Then, one day as I was searching for a part for the Hillborne, I happened upon an advertisement for a Pashley Poppy that a shop in Texas was having a hard time selling. The owner had discounted the bike so drastically that I fully believed it would be completely idiotic on my part not to purchase the Poppy. If all else failed, I would ride her for a bit and then sell her to someone who would appreciate her. It was a win-win situation.
|Enjoying the Pashley Poppy modifications|
It would appear that I had reached what I had been looking for - a kind of bike utopia one might say. However, when we went on vacation a few months later, I had the opportunity to finally test ride the Public Bikes I had been reading about for months, which only brought trouble to the equation. I told Sam I would sell the Poppy and in its place, keep the J7 from Public because I was excited about the swift nature and set up of the new bike. I believed I would be fine selling the Poppy - a bike I'd originally intended to sell anyway. After all, it was just a bicycle like all the others.
|The J7 with the modified handlebars|

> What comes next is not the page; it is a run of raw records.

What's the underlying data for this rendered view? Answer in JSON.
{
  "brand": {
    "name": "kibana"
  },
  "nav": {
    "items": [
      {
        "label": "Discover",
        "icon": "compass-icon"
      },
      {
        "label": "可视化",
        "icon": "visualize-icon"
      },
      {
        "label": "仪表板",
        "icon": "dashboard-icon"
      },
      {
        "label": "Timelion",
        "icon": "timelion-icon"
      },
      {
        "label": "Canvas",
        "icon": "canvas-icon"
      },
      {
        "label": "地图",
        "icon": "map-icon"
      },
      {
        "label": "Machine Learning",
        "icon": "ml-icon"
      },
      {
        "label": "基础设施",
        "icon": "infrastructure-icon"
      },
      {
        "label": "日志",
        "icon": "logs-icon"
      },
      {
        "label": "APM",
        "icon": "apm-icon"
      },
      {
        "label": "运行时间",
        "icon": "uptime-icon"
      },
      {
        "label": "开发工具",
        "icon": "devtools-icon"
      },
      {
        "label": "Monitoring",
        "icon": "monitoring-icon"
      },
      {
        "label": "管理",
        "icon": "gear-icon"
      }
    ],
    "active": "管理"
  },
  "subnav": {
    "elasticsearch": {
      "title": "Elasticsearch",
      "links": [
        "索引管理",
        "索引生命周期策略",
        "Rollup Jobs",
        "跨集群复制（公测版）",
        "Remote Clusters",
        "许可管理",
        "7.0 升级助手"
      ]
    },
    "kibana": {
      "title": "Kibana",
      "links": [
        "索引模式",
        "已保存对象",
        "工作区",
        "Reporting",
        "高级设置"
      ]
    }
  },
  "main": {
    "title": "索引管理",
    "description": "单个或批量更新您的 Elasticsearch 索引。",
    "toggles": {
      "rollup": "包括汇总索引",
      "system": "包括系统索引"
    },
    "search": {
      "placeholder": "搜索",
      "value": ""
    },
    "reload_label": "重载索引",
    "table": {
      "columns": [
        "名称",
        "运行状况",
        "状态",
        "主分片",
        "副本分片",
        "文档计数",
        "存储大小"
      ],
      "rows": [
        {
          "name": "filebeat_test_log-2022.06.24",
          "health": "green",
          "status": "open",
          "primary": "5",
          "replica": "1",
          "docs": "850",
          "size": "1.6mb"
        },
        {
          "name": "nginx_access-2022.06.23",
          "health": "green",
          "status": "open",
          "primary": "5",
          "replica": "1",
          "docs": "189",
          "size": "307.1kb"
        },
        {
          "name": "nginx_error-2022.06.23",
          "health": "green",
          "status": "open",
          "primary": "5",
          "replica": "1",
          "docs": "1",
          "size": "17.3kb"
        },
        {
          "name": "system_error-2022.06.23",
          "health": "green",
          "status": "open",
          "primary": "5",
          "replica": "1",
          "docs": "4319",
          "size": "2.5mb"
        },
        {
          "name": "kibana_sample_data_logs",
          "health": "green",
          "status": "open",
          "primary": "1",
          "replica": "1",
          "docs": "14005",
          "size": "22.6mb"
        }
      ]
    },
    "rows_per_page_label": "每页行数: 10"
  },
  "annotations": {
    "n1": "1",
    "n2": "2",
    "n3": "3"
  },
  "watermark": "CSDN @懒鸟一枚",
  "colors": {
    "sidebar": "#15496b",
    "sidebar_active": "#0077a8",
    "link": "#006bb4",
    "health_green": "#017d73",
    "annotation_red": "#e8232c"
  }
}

I had truly reached a point at which I thought I just couldn't and wouldn't have an upright bike. However, as had happened before, I knew that there are times when I would really appreciate having a loop or mixte frame of some sort. The search began for the ultimate upright bicycle, with high hopes of finding the one that would remain in the stable of bikes...(to be continued).
Part 4 can be found here.